EXERCISE INSTRUCTIONS.
Find the word "Turn" below. Copy each line that has it.
*** Block opens ***
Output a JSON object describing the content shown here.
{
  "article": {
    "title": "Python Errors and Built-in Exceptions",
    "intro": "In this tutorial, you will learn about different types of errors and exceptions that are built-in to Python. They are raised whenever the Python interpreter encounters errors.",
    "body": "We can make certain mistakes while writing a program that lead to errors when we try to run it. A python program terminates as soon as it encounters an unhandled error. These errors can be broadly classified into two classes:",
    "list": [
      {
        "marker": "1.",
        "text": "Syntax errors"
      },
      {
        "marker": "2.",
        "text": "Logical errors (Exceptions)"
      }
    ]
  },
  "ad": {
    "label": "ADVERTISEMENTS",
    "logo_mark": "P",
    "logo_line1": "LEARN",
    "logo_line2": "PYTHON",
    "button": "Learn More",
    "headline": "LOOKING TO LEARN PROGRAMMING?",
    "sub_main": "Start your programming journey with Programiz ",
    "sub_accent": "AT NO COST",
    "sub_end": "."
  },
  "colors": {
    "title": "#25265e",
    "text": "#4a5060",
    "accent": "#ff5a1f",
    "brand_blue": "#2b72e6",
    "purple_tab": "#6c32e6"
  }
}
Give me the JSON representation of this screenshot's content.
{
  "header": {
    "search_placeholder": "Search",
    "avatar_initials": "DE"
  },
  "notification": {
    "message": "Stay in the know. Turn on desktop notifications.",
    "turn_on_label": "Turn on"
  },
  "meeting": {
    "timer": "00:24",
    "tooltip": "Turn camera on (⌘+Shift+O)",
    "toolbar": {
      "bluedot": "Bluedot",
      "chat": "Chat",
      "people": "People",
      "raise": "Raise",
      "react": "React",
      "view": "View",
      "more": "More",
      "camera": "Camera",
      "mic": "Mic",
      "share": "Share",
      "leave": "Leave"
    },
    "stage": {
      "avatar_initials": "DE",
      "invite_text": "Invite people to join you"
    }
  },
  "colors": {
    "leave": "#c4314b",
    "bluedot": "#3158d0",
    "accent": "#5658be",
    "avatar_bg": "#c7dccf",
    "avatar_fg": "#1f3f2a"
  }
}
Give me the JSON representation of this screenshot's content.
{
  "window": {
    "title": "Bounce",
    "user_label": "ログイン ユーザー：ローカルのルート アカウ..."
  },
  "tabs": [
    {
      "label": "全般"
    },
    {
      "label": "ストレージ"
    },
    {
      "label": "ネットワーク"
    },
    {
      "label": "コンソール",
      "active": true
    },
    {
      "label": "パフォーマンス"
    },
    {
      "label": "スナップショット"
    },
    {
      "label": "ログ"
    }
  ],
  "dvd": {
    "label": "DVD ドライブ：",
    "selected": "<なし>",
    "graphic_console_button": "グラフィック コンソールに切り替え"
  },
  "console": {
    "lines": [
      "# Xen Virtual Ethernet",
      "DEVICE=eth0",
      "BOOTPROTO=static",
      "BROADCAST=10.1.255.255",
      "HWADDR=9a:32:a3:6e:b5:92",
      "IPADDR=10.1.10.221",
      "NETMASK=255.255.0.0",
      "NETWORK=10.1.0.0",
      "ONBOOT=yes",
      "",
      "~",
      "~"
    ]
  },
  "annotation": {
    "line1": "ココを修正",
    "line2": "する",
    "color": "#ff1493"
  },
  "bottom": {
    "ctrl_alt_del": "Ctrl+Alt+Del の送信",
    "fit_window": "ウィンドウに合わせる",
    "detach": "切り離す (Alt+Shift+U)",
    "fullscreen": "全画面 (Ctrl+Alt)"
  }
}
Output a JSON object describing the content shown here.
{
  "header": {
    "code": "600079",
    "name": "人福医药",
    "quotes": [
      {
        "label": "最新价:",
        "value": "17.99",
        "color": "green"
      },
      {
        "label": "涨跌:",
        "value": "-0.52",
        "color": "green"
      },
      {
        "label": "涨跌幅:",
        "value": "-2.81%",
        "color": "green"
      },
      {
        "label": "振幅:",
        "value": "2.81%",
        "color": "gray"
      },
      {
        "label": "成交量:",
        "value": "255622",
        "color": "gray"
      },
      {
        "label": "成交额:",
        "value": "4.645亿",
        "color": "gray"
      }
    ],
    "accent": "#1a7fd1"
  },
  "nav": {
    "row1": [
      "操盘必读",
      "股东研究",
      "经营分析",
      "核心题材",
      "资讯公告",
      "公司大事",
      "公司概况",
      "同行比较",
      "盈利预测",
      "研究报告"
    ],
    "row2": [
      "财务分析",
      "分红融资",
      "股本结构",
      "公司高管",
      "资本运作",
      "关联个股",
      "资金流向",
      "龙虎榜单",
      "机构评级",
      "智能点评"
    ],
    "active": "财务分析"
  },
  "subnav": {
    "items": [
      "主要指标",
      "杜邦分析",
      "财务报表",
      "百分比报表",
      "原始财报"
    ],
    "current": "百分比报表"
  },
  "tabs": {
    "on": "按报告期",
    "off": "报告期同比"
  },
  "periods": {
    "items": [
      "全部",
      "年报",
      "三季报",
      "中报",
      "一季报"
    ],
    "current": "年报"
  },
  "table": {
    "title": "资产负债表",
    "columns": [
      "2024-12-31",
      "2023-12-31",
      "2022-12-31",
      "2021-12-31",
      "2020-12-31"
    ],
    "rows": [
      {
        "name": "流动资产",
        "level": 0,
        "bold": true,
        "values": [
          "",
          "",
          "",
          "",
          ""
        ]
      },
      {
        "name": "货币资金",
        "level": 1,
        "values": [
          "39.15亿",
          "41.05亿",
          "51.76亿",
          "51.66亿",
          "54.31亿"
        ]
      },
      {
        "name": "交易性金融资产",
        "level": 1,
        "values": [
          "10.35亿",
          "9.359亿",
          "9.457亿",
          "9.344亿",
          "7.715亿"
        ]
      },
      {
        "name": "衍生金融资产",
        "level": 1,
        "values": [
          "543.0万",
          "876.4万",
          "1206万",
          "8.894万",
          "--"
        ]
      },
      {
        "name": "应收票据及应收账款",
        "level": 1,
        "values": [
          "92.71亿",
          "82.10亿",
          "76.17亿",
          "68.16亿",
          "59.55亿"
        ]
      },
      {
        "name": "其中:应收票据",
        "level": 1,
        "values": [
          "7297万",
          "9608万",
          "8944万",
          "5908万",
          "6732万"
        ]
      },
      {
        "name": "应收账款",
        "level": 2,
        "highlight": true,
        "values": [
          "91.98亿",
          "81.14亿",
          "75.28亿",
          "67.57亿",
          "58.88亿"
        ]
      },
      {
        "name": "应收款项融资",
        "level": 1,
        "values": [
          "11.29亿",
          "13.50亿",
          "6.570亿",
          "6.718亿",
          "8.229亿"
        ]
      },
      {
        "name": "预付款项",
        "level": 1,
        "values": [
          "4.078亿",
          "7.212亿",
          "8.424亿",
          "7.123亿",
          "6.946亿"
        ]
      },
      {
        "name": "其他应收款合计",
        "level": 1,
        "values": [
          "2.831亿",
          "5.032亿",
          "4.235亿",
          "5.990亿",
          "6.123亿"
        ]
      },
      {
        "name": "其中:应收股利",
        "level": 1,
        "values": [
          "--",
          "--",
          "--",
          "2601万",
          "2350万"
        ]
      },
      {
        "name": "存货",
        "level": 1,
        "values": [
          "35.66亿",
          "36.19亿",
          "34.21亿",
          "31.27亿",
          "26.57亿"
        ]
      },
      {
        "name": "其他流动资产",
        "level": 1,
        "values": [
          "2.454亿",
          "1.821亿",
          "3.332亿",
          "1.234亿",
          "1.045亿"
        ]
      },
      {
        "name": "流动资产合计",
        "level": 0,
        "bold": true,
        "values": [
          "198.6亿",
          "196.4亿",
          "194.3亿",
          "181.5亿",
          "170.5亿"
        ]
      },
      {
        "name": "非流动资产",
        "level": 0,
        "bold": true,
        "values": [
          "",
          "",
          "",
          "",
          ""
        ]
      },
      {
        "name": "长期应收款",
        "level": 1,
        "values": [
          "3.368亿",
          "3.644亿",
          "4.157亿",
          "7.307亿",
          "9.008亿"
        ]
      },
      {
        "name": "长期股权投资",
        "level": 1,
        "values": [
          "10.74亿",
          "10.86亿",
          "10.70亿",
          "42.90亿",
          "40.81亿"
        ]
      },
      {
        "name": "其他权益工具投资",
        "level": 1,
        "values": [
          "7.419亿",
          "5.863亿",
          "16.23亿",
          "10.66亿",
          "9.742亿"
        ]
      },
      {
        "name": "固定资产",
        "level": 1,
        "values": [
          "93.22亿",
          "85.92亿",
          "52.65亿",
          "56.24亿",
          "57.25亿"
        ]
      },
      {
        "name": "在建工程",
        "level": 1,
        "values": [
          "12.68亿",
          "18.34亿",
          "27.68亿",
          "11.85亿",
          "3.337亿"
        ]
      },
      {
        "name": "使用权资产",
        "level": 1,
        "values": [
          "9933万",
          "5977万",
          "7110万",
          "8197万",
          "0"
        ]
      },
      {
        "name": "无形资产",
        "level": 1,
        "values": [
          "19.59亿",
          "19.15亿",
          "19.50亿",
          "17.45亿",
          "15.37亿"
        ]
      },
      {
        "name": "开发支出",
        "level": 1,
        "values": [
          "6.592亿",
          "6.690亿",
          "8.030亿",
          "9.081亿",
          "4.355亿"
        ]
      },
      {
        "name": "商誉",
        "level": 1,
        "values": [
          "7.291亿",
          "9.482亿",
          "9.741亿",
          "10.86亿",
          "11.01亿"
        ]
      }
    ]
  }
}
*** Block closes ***
TASK SOLUTION.
    "message": "Stay in the know. Turn on desktop notifications.",
    "turn_on_label": "Turn on"
    "tooltip": "Turn camera on (⌘+Shift+O)",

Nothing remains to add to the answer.